Lessons & Takeaways

  1.  Prepare well for the unpredictable Boston weather – the temperatures can blow hot and cold even during the race, so wear very versatile clothing which can be stripped off when it gets too warm, but never throw anything away until you cross the finish line on Boylston Street
  2. Start & maintain a conservative pace for the first 21km, especially the first 10km when it is generally down slope.  Coupled with the adrenaline rush, many runners tend to out-pace themselves and have to pay the price when they hit the wall in the second half of the race where the series of hills and winds come in

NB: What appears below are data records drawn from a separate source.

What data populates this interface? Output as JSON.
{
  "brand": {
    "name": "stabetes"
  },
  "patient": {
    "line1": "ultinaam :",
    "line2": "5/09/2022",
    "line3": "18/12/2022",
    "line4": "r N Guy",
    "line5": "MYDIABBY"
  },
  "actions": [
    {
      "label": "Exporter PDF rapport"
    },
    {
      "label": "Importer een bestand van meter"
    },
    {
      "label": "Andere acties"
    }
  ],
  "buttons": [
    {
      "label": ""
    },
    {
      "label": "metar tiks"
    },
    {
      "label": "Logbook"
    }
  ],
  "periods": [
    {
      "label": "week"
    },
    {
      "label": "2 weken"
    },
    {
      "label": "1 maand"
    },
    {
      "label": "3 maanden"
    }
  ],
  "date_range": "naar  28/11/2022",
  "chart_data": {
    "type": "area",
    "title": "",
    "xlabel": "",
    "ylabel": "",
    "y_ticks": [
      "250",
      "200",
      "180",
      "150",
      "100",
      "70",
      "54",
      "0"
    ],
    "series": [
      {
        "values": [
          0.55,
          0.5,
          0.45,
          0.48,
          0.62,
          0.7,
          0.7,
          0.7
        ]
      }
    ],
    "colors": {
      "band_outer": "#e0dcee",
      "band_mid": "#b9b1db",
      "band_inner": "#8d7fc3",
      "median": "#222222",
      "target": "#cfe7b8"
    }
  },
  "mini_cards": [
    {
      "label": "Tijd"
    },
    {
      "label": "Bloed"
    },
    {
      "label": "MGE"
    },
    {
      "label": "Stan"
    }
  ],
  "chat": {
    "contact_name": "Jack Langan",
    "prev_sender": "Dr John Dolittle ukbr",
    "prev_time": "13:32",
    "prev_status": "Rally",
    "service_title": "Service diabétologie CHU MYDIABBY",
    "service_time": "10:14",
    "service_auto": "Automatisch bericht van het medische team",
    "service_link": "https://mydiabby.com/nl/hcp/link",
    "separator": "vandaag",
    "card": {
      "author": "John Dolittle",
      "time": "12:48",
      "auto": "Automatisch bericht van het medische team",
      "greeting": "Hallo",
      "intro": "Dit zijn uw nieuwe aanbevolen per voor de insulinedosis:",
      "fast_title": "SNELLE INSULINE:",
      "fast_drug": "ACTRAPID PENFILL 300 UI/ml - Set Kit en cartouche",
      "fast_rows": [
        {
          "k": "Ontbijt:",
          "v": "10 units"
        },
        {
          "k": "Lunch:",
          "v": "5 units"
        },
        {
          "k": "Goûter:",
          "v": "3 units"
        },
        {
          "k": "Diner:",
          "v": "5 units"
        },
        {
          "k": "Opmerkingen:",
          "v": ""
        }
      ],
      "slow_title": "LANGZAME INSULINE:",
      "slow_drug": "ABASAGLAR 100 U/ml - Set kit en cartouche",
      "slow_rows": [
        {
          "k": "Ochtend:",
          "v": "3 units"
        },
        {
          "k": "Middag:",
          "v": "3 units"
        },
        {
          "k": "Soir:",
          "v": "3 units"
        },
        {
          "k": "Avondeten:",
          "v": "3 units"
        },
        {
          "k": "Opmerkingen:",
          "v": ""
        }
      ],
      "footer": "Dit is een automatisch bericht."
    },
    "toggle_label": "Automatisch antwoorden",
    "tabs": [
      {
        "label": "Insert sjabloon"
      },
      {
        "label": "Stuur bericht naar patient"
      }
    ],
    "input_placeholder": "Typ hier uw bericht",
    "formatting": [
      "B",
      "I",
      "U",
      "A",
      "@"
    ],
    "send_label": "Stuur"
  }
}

  3. Hills & More Hills – the rolling hills after the HM mark have been known to break many a fast runner’s strides to a crawl, offsetting early gains in the flatter portions by a huge percentage.  Do more hills runs and repeats during training, best to put some steep rolling hills after the 25km mark for that enhanced simulation of actual course conditions
  4. Have a good hydration and fuel plan – with the many hydration points and 3 gel points (1 on both sides of the roads at every mile), there is no excuse for being under-hydrated and under-fueled
  5. Race starts from 10am, and there could be a waiting time at the Athlete’s Village for 2-3 hours.  Get yourselves comfortable with warm clothing and some food while in the tents, and bringing the bare essentials when you are called into the starting corrals.
  6. Official merchandise sells out very quickly, so you might want to hit the race expo as early as you can find time

More Photos HERE!